───── Data supplied

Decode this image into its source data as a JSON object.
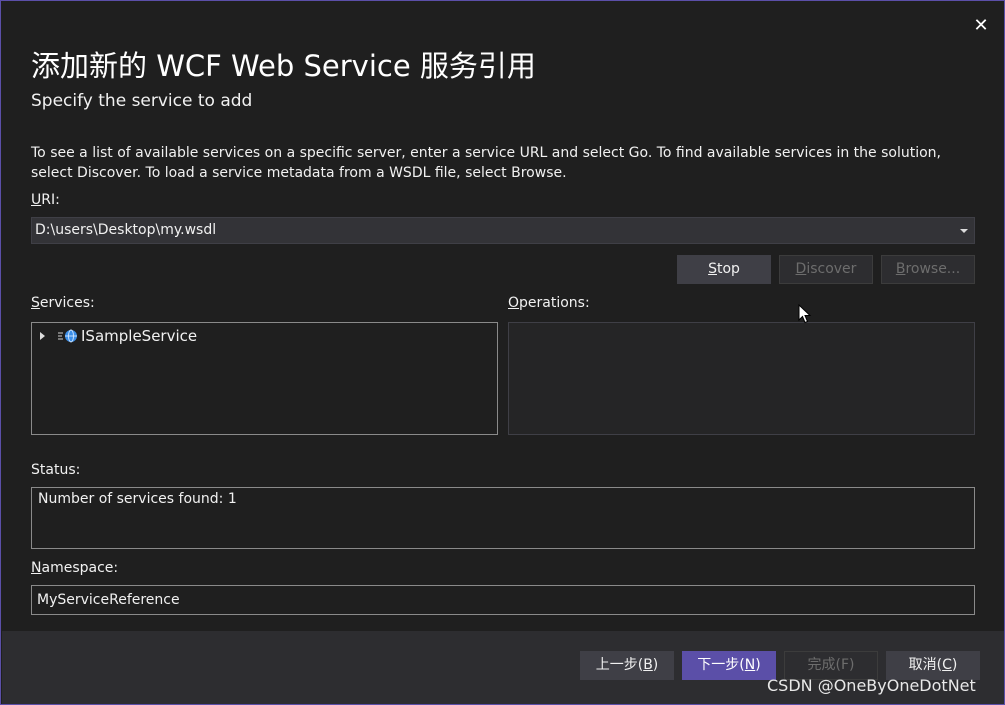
{
  "dialog": {
    "close_glyph": "✕",
    "title": "添加新的 WCF Web Service 服务引用",
    "subtitle": "Specify the service to add",
    "instructions": "To see a list of available services on a specific server, enter a service URL and select Go. To find available services in the solution, select Discover.  To load a service metadata from a WSDL file, select Browse."
  },
  "uri": {
    "label_access": "U",
    "label_rest": "RI:",
    "value": "D:\\users\\Desktop\\my.wsdl"
  },
  "actions": {
    "stop_access": "S",
    "stop_rest": "top",
    "discover_access": "D",
    "discover_rest": "iscover",
    "browse_access": "B",
    "browse_rest": "rowse..."
  },
  "services": {
    "label_access": "S",
    "label_rest": "ervices:",
    "items": [
      {
        "label": "ISampleService",
        "icon": "service-globe-icon"
      }
    ]
  },
  "operations": {
    "label_access": "O",
    "label_rest": "perations:"
  },
  "status": {
    "label": "Status:",
    "text": "Number of services found: 1"
  },
  "namespace": {
    "label_access": "N",
    "label_rest": "amespace:",
    "value": "MyServiceReference"
  },
  "footer": {
    "prev_label": "上一步(",
    "prev_access": "B",
    "prev_close": ")",
    "next_label": "下一步(",
    "next_access": "N",
    "next_close": ")",
    "finish_label": "完成(",
    "finish_access": "F",
    "finish_close": ")",
    "cancel_label": "取消(",
    "cancel_access": "C",
    "cancel_close": ")"
  },
  "watermark": "CSDN @OneByOneDotNet",
  "colors": {
    "background": "#1f1f1f",
    "accent": "#5b4fa8",
    "footer": "#2d2d30",
    "disabled_text": "#6d6d6d"
  }
}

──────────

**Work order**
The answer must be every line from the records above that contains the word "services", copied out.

**Task solution**
    "instructions": "To see a list of available services on a specific server, enter a service URL and select Go. To find available services in the solution, select Discover.  To load a service metadata from a WSDL file, select Browse."
  "services": {
    "text": "Number of services found: 1"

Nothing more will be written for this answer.